This product can be a metallic glass prepared by pouring molten alloy steel onto a rotating cooled wheel, which cools the metal for a price around one megakelvin per second, so quickly that crystals will not form. Amorphous steel is limited to foils of around 50 µm thickness. It has poorer mechanical properties and also as of 2010 it costs about double the amount as conventional steel, so that it is inexpensive exclusively for some distribution-type transformers.Transformers with amorphous steel cores can have core losses of a single-third those of conventional electrical steels.
Electrical steel is normally coated to increase electrical resistance between laminations, reducing eddy currents, to provide potential to deal with corrosion or rust, as well as to serve as a lubricant during die cutting. There are numerous coatings, organic and inorganic, as well as the coating used depends upon the effective use of the steel. The particular coating selected depends on the warmth management of the laminations, regardless of if the finished lamination is going to be immersed in oil, and the working temperature in the finished apparatus. Very early practice would be to insulate each lamination with a layer of paper or possibly a varnish coating, but this reduced the stacking factor from the core and limited the highest temperature of your core.
The magnetic properties of electrical steel are reliant on heat treatment, as enhancing the average crystal size decreases the hysteresis loss. Hysteresis loss depends upon a regular test and, for common grades of electrical steel, may vary from about 2 to 10 watts per kilogram (1 to 5 watts per pound) at 60 Hz and 1.5 tesla magnetic field strength.
Electrical steel can be delivered in a semi-processed state so that, after punching the final shape, one final heat treatment can be applied to produce the normally required 150-micrometer grain size. Fully processed electrical steel is often delivered having an insulating coating, full heat treatment, and defined magnetic properties, for dexupky53 where punching does not significantly degrade the electrical steel properties. Excessive bending, incorrect heat treatment, and even rough handling can adversely affect electrical steel’s magnetic properties and could also increase noise due to magnetostriction.
The magnetic properties of electrical steel are tested utilizing the internationally standard Epstein frame method.
Electrical steel is more costly than mild steel-in 1981 it was greater than twice the charge by weight.

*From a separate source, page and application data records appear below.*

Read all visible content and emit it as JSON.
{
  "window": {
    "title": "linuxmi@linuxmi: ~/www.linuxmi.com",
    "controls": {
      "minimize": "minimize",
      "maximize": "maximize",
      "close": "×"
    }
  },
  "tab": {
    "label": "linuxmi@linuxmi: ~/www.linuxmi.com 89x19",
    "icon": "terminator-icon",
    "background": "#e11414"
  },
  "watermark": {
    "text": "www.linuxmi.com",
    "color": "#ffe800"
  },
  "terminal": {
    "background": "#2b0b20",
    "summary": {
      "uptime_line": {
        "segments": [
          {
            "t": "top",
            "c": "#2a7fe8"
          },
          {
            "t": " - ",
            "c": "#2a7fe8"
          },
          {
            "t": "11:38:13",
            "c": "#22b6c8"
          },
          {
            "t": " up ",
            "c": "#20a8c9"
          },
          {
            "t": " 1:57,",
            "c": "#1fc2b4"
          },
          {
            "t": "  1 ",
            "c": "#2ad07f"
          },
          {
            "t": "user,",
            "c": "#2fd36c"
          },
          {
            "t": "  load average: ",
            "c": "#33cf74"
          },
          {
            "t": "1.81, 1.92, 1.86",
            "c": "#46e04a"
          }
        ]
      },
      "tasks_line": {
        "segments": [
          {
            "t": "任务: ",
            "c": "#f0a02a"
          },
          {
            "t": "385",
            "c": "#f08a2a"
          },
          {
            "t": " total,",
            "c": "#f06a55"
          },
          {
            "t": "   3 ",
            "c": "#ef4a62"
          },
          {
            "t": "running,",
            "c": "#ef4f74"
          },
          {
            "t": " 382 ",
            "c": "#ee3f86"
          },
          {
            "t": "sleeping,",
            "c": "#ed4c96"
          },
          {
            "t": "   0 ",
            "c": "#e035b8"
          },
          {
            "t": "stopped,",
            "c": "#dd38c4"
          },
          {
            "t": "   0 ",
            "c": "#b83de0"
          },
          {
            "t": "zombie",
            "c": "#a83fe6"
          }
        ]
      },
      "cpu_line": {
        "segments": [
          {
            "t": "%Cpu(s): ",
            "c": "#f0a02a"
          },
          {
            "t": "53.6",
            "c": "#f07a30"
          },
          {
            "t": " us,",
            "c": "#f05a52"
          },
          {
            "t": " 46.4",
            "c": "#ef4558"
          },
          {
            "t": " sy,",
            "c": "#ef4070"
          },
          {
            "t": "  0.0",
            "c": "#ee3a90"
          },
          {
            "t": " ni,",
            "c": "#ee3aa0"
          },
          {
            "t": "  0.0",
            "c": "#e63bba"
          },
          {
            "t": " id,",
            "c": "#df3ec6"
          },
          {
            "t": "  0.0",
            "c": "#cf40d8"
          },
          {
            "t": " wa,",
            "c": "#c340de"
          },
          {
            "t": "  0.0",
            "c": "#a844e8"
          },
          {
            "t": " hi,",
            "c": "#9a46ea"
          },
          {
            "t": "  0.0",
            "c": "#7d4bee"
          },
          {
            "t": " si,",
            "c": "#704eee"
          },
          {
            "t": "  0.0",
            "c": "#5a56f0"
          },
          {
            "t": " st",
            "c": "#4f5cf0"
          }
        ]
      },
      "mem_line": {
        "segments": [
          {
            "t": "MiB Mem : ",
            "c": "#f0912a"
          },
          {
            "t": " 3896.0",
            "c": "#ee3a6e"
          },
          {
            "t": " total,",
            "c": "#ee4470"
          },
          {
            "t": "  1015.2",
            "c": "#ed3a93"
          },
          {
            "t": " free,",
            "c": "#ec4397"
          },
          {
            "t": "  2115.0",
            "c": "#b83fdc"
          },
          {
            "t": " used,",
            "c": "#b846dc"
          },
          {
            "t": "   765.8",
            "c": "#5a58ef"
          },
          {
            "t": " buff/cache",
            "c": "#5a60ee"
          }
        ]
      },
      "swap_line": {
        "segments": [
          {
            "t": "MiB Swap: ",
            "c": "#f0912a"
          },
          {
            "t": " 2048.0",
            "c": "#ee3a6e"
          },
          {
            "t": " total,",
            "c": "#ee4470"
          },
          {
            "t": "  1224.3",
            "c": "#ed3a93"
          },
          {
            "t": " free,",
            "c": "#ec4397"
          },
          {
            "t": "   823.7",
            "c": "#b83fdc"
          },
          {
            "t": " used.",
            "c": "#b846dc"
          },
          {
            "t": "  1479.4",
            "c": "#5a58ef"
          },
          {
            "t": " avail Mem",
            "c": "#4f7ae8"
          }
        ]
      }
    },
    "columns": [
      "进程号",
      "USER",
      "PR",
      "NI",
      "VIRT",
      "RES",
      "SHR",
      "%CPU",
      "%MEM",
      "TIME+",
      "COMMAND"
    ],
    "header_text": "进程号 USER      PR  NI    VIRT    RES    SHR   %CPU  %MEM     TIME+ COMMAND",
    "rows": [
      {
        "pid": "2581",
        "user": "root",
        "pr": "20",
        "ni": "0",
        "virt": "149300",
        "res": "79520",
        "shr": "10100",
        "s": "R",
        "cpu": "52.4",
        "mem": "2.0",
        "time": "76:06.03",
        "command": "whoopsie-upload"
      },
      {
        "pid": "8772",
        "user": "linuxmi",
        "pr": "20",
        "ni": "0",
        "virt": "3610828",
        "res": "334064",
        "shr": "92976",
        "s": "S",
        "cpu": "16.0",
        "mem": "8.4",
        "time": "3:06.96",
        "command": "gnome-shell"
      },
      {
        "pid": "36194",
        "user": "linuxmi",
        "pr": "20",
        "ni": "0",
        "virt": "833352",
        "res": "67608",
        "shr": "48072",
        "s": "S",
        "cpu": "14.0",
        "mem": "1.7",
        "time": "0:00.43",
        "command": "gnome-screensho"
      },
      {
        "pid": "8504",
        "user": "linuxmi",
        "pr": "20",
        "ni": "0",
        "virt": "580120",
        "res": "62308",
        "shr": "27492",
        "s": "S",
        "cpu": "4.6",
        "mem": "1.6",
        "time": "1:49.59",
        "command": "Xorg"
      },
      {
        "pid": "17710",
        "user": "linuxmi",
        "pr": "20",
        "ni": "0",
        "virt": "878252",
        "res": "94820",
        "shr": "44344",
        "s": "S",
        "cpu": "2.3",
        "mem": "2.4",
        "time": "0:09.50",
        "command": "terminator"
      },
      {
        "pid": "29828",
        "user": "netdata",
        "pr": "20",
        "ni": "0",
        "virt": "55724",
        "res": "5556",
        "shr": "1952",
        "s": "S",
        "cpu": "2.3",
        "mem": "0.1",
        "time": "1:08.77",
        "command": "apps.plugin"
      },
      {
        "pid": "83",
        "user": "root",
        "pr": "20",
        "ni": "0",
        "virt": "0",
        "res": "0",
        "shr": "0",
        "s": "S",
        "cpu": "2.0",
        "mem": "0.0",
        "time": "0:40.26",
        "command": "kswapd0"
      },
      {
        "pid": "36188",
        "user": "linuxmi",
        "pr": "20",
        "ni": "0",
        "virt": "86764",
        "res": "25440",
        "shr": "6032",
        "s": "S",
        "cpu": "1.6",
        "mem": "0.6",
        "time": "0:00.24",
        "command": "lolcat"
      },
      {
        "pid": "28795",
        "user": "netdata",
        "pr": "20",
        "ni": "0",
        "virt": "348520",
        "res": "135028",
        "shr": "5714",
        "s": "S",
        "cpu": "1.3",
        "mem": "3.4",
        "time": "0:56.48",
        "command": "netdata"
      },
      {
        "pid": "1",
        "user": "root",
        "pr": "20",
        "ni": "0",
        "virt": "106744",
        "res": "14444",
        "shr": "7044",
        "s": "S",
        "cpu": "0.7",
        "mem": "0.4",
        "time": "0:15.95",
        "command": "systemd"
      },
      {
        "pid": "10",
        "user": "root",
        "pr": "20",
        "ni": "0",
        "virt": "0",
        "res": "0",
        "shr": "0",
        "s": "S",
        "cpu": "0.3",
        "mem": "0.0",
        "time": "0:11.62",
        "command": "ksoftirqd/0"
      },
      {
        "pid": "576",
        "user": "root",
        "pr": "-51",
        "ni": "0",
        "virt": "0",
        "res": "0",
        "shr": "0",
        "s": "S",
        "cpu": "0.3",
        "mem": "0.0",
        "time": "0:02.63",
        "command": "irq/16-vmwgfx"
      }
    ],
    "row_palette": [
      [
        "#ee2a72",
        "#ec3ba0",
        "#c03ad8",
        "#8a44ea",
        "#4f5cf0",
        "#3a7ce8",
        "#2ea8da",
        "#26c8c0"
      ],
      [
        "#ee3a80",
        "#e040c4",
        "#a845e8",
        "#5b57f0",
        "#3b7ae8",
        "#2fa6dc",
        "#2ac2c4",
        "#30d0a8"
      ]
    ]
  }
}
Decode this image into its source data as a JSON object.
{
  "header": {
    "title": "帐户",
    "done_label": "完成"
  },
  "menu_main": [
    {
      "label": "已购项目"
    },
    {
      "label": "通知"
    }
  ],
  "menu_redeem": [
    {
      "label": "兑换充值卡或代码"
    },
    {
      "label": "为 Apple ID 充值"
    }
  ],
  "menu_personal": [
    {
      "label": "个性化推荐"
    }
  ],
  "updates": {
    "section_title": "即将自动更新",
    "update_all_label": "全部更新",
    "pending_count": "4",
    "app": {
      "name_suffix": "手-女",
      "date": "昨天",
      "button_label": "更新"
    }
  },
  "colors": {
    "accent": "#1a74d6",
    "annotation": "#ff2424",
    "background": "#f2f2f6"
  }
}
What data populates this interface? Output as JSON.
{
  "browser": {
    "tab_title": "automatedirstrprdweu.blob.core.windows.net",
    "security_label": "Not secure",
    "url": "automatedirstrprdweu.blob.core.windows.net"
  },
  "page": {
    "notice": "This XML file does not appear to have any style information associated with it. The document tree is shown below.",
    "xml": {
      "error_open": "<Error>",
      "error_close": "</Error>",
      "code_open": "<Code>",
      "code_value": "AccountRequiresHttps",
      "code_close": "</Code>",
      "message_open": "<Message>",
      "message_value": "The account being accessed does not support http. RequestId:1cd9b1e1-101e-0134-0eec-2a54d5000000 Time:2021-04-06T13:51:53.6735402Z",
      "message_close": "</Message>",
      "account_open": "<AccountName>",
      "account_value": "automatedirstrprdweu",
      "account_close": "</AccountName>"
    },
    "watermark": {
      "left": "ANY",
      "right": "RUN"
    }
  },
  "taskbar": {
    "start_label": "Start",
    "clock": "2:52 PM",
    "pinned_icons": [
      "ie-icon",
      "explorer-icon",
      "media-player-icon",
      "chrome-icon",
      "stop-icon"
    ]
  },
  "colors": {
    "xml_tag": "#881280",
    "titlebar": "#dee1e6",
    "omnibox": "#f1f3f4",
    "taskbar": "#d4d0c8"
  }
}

The actual size of magnetic domains in crgo cutting machine could be reduced by scribing the surface of the sheet by using a laser, or mechanically. This greatly lessens the hysteresis losses within the assembled core.